[Dataset rows for apps and sites]
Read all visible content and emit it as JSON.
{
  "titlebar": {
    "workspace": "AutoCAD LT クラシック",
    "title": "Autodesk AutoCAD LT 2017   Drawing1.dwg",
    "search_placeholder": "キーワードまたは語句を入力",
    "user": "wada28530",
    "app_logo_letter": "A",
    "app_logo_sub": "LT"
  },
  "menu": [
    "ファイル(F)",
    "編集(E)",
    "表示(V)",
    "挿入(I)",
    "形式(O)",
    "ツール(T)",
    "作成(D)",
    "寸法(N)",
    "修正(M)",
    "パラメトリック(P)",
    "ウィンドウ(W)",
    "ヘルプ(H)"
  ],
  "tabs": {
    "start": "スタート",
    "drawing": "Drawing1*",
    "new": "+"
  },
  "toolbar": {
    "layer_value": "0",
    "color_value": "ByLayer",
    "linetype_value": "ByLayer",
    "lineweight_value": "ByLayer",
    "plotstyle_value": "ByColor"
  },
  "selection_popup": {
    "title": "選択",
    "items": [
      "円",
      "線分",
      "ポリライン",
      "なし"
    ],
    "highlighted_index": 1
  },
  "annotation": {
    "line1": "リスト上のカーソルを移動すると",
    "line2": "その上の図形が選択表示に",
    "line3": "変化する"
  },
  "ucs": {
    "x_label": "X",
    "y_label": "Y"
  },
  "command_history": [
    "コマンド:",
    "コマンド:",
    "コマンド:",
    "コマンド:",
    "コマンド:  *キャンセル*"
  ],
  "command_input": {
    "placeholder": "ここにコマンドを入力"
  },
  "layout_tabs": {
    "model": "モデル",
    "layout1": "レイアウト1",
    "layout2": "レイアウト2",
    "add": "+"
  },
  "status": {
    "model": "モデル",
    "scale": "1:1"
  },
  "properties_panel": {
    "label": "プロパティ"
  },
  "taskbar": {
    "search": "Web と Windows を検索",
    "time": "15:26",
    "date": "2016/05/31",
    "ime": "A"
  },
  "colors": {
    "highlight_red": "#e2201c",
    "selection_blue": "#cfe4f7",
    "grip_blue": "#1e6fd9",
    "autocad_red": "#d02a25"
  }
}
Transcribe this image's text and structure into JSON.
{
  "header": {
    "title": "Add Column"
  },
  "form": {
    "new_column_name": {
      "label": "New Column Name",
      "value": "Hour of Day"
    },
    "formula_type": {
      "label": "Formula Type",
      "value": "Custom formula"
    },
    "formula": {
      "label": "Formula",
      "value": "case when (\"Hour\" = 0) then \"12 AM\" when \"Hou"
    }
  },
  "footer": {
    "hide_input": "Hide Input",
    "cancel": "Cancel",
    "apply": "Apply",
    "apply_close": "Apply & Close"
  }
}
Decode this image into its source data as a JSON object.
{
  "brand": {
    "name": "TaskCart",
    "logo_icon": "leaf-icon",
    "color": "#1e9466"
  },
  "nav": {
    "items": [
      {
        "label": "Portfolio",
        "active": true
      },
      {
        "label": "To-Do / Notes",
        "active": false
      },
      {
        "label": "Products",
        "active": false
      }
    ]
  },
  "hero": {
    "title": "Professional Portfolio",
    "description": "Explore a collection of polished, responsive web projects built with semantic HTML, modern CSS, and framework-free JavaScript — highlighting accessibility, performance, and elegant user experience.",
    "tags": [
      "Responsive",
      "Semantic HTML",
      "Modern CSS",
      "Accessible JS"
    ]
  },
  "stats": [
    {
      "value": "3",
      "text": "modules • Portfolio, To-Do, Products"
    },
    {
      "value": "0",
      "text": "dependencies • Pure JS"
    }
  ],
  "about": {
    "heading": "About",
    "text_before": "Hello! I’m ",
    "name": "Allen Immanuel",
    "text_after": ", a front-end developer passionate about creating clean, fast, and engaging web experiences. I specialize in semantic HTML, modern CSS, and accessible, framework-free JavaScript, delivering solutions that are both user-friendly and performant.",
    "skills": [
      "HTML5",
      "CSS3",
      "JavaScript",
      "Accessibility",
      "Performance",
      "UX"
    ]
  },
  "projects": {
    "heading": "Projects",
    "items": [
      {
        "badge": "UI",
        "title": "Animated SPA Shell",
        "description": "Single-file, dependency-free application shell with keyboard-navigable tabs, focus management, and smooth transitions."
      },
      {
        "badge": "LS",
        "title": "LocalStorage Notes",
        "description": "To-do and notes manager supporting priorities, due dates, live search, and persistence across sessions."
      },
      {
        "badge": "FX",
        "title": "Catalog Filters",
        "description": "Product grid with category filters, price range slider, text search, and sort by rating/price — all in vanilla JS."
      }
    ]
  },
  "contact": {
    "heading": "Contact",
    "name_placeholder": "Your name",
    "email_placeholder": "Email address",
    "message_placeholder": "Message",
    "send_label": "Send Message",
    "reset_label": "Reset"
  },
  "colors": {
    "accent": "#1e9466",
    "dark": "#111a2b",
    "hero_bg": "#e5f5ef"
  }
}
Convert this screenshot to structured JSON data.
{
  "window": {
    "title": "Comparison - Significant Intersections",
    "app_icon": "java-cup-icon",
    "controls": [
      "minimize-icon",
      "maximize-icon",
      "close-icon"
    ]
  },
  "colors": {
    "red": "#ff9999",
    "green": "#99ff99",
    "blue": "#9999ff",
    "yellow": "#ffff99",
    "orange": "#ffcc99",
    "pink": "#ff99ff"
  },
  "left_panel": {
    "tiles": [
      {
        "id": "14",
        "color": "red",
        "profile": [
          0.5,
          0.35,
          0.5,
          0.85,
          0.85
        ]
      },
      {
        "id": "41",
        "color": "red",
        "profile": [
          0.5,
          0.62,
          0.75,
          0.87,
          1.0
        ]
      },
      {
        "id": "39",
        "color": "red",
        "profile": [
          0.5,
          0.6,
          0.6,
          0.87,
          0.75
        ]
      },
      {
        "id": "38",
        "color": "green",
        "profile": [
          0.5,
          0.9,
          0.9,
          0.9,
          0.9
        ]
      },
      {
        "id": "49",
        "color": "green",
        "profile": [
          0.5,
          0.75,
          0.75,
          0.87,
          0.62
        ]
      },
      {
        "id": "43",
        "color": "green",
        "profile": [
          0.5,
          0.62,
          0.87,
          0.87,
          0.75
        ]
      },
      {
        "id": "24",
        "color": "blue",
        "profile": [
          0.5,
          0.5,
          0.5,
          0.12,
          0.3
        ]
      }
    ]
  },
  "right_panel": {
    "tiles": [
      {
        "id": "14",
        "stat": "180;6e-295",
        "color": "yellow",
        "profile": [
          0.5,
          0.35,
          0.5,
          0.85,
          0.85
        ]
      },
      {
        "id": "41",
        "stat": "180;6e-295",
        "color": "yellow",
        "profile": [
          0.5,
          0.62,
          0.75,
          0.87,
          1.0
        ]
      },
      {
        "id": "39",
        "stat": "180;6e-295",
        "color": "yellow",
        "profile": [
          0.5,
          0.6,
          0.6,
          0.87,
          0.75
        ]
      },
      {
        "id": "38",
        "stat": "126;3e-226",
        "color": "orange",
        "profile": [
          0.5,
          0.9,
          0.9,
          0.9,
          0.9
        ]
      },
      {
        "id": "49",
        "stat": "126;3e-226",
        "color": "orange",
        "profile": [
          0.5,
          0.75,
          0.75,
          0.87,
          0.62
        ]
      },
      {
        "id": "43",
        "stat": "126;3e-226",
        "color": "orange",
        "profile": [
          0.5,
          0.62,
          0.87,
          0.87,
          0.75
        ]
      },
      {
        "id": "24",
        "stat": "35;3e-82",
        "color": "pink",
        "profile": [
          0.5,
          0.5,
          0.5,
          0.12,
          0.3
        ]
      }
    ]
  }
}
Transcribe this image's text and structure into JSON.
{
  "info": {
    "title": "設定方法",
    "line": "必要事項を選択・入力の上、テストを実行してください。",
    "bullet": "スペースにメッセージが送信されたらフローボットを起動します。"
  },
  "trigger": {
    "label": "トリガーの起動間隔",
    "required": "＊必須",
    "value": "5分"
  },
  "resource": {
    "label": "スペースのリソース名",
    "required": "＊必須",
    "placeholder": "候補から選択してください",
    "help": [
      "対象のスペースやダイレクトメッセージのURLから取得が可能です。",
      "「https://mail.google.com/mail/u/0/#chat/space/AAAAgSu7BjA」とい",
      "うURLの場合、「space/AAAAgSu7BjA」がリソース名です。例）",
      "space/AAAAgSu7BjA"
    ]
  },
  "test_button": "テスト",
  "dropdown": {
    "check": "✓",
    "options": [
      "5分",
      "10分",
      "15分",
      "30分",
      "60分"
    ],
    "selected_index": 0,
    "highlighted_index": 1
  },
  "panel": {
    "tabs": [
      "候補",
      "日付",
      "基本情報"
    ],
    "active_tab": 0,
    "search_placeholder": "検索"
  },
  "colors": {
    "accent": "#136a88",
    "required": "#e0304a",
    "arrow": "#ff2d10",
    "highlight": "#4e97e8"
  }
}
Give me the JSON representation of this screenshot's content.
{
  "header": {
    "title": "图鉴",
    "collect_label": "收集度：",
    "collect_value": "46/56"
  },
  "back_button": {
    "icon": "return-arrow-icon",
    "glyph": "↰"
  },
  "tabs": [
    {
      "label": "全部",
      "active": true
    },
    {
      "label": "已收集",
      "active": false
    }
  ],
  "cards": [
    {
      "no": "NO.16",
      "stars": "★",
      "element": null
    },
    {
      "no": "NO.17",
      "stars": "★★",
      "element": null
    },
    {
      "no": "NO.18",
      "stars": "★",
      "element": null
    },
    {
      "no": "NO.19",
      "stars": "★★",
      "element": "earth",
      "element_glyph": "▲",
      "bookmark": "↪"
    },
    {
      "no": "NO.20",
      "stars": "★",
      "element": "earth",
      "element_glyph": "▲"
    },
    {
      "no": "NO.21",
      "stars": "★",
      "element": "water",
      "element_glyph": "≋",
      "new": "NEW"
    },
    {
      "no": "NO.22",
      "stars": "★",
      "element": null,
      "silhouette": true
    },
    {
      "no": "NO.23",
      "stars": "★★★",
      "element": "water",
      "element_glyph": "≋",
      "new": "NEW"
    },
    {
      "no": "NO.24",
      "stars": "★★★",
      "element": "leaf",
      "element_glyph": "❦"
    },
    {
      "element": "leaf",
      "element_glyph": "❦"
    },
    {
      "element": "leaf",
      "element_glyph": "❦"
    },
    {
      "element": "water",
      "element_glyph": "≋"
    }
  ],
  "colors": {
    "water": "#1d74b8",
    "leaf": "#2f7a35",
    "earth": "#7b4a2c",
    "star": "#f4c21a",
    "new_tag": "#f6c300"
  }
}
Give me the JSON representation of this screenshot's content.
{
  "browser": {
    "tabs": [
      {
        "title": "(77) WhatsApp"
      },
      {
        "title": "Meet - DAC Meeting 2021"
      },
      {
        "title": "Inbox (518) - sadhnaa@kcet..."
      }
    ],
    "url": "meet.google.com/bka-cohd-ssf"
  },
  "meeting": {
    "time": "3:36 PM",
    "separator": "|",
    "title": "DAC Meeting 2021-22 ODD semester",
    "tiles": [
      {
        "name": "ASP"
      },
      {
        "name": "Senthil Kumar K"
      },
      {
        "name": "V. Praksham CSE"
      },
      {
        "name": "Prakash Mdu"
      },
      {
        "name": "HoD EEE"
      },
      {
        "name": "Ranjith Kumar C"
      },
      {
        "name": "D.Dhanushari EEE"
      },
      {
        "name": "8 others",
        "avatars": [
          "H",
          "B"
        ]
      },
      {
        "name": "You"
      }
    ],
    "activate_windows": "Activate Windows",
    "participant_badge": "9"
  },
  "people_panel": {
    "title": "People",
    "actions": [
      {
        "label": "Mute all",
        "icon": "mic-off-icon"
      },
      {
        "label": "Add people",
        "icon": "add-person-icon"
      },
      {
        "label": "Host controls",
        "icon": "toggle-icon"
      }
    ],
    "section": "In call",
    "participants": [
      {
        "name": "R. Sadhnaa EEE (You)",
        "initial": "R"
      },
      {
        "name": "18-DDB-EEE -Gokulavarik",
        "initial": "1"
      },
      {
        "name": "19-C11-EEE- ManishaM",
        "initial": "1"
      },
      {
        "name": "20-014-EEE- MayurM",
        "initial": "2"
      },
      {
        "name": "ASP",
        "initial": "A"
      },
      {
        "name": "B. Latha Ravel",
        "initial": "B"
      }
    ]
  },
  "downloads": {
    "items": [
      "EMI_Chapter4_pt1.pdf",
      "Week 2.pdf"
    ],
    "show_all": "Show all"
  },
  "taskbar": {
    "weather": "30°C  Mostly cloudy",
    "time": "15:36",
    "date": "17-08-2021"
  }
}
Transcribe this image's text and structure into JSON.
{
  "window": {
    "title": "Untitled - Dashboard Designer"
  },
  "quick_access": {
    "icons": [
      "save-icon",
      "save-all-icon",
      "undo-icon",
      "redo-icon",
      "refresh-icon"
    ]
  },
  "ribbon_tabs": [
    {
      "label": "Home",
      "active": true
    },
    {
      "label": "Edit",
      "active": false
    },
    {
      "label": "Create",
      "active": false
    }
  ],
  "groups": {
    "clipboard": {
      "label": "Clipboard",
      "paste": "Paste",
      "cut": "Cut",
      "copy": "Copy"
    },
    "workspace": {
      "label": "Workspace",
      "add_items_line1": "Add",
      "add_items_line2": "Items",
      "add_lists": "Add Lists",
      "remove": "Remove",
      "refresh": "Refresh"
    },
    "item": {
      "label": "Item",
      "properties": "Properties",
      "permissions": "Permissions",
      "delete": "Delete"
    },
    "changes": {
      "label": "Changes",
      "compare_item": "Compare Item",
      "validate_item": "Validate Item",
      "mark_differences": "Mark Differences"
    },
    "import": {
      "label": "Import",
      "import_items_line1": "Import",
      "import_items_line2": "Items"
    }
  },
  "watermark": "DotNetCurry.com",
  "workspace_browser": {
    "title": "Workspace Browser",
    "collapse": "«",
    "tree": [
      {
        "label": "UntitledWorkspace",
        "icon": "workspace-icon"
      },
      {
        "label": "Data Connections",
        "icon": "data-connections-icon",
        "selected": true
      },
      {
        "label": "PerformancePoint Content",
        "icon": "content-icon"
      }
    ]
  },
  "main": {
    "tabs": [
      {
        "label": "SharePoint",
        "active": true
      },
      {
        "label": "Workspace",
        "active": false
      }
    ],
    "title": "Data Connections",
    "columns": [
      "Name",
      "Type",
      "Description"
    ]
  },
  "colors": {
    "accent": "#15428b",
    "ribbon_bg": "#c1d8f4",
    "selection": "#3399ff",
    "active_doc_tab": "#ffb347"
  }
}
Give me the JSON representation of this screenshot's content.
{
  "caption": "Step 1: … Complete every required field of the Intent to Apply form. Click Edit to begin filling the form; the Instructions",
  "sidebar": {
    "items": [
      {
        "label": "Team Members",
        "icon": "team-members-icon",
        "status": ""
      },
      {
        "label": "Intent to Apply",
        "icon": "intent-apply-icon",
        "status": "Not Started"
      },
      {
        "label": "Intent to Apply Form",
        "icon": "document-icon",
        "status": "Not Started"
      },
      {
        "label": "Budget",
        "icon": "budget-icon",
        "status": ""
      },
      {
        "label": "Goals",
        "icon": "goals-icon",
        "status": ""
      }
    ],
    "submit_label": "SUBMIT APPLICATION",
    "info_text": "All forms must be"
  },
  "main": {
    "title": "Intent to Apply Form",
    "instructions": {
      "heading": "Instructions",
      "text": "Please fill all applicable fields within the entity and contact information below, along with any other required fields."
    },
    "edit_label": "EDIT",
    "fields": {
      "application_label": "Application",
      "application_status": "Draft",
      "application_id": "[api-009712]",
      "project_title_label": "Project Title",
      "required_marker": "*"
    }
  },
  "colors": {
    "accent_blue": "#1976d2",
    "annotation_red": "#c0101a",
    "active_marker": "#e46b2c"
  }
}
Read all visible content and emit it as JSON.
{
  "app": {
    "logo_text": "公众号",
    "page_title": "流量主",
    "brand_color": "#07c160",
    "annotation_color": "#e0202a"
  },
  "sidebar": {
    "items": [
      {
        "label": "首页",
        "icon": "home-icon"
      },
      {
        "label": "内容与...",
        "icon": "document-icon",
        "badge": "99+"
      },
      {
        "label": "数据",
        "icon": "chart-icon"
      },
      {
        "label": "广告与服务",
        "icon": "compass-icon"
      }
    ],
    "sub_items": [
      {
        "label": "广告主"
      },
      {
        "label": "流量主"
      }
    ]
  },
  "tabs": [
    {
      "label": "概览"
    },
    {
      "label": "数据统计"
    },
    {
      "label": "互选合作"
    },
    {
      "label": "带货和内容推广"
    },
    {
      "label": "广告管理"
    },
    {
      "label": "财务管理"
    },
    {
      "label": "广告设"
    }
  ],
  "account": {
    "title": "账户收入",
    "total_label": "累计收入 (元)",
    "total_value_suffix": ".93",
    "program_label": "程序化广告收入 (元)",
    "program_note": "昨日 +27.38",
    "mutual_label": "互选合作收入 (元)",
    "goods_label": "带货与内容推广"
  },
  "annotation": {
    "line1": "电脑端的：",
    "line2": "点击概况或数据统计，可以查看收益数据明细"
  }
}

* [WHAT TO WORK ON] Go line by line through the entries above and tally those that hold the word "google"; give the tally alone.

* [RESULT OF THE TASK] 2